8.4/101 Votes Alchetron
Country United Kingdom
Publisher George Allen & Unwin
Originally published 1980
Awards Mythopoeic Fantasy Award
Editor Christopher Tolkien
Publication date 1980
|Illustrator Christopher Tolkien (maps)|
Characters Gandalf, The Necromancer, Bilbo Baggins, Galadriel
Similar J R R Tolkien books, Middle-earth books, Fantasy books
Unfinished tales session 1 of tuor and the cracks of doom
Unfinished Tales (full title: Unfinished Tales of Númenor and Middle-earth) is a collection of stories and essays by J. R. R. Tolkien that were never completed during his lifetime, but were edited by his son Christopher Tolkien and published in three volumes in 1980.
Unlike The Silmarillion, for which the narrative fragments were modified to connect into a consistent and coherent work, the Unfinished Tales are presented as Tolkien left them, with little more than names changed (the author having had a confusing habit of trying out different names for a character while writing a draft). Thus some of these are incomplete stories, while others are collections of information about Middle-earth. Each tale is followed by a long series of notes explaining inconsistencies and obscure points.

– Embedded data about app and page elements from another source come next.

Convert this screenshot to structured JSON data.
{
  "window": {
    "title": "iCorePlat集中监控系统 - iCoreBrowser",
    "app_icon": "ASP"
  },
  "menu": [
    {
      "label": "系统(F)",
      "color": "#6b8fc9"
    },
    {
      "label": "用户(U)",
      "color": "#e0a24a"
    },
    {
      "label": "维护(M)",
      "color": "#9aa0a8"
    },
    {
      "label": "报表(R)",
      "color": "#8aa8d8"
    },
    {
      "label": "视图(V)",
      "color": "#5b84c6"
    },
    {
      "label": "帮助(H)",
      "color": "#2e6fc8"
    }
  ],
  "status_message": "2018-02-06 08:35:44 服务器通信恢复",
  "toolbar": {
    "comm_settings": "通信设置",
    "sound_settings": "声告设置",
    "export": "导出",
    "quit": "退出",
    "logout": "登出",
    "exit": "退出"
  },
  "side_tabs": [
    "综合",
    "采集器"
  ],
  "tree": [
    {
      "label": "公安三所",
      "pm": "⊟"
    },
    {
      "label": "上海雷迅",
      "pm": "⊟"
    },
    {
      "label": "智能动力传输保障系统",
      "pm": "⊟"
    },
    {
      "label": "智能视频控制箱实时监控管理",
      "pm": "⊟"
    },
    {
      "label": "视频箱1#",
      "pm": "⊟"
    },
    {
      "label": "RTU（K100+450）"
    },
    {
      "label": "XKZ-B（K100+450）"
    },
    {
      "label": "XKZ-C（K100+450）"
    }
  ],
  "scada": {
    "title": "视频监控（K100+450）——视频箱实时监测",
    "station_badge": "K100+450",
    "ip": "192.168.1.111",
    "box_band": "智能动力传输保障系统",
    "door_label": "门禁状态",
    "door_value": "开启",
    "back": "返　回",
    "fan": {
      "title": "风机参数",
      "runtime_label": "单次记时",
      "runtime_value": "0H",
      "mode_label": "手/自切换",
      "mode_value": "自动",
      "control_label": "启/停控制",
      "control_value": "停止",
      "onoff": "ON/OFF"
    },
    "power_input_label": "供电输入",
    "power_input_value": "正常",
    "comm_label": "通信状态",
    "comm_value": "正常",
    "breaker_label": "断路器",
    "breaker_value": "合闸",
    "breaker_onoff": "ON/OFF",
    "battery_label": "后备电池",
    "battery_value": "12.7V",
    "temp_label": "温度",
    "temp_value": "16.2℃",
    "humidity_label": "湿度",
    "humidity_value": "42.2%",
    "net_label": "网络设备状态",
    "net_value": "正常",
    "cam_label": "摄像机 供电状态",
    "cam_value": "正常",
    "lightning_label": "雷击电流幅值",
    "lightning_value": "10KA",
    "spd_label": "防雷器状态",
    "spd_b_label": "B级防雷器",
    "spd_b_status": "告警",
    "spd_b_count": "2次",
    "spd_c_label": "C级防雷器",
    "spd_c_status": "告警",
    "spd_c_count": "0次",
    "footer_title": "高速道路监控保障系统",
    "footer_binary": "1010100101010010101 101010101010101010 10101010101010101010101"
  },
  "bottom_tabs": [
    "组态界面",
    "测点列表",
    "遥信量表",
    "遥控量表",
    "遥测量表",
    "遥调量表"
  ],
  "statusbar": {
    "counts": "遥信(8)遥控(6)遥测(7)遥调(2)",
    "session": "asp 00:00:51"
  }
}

As with The Silmarillion, Christopher Tolkien edited and published Unfinished Tales before he had finished his study of the materials in his father's archive. Unfinished Tales provides more detailed information about characters, events and places mentioned only briefly in The Lord of the Rings. Versions of such tales including the origins of Gandalf and the other Istari (Wizards), the death of Isildur and the loss of the One Ring in the Gladden Fields, and the founding of the kingdom of Rohan help expand knowledge about Middle-earth.

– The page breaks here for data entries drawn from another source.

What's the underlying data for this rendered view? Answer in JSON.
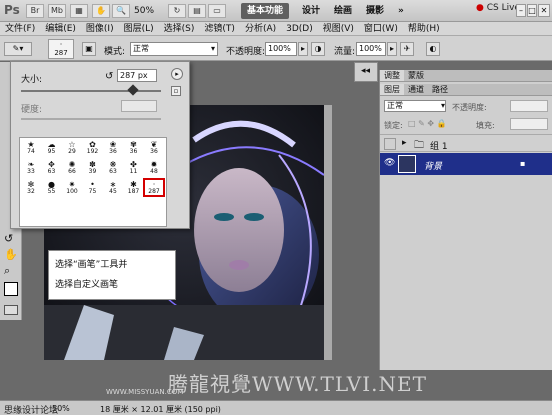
{
  "topbar": {
    "logo": "Ps",
    "zoom": "50%",
    "workspaces": [
      "基本功能",
      "设计",
      "绘画",
      "摄影"
    ],
    "workspace_more": "»",
    "cs_live": "CS Live",
    "win_buttons": [
      "–",
      "□",
      "✕"
    ]
  },
  "menubar": {
    "items": [
      "文件(F)",
      "编辑(E)",
      "图像(I)",
      "图层(L)",
      "选择(S)",
      "滤镜(T)",
      "分析(A)",
      "3D(D)",
      "视图(V)",
      "窗口(W)",
      "帮助(H)"
    ]
  },
  "options": {
    "brush_size": "287",
    "mode_label": "模式:",
    "mode_value": "正常",
    "opacity_label": "不透明度:",
    "opacity_value": "100%",
    "flow_label": "流量:",
    "flow_value": "100%"
  },
  "brush_popup": {
    "size_label": "大小:",
    "size_value": "287 px",
    "hardness_label": "硬度:",
    "brushes": [
      {
        "glyph": "★",
        "num": "74"
      },
      {
        "glyph": "☁",
        "num": "95"
      },
      {
        "glyph": "☆",
        "num": "29"
      },
      {
        "glyph": "✿",
        "num": "192"
      },
      {
        "glyph": "❀",
        "num": "36"
      },
      {
        "glyph": "✾",
        "num": "36"
      },
      {
        "glyph": "❦",
        "num": "36"
      },
      {
        "glyph": "❧",
        "num": "33"
      },
      {
        "glyph": "✥",
        "num": "63"
      },
      {
        "glyph": "✺",
        "num": "66"
      },
      {
        "glyph": "✽",
        "num": "39"
      },
      {
        "glyph": "❋",
        "num": "63"
      },
      {
        "glyph": "✤",
        "num": "11"
      },
      {
        "glyph": "✹",
        "num": "48"
      },
      {
        "glyph": "✻",
        "num": "32"
      },
      {
        "glyph": "●",
        "num": "55"
      },
      {
        "glyph": "✷",
        "num": "100"
      },
      {
        "glyph": "•",
        "num": "75"
      },
      {
        "glyph": "∗",
        "num": "45"
      },
      {
        "glyph": "✱",
        "num": "187"
      },
      {
        "glyph": "·",
        "num": "287"
      }
    ]
  },
  "instruction": {
    "line1": "选择“画笔”工具并",
    "line2": "选择自定义画笔"
  },
  "panels": {
    "top_tabs": [
      "调整",
      "蒙版"
    ],
    "layer_tabs": [
      "图层",
      "通道",
      "路径"
    ],
    "blend_mode": "正常",
    "opacity_label": "不透明度:",
    "lock_label": "锁定:",
    "fill_label": "填充:",
    "group_name": "组 1",
    "bg_layer_name": "背景"
  },
  "statusbar": {
    "zoom": "50%",
    "docinfo": "18 厘米 × 12.01 厘米 (150 ppi)"
  },
  "watermark": {
    "site1": "思缘设计论坛",
    "site2": "WWW.MISSYUAN.COM",
    "brand": "腾龍視覺WWW.TLVI.NET"
  },
  "colors": {
    "accent_selected": "#1f2f8a",
    "highlight_red": "#d40000"
  }
}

The commercial success of Unfinished Tales demonstrated that the demand for Tolkien's stories several years after his death was not only still present, it was growing. Encouraged by the result, Christopher Tolkien embarked upon the more ambitious twelve-volume work entitled The History of Middle-earth which encompasses nearly the entire corpus of Tolkien's writings about Middle-earth.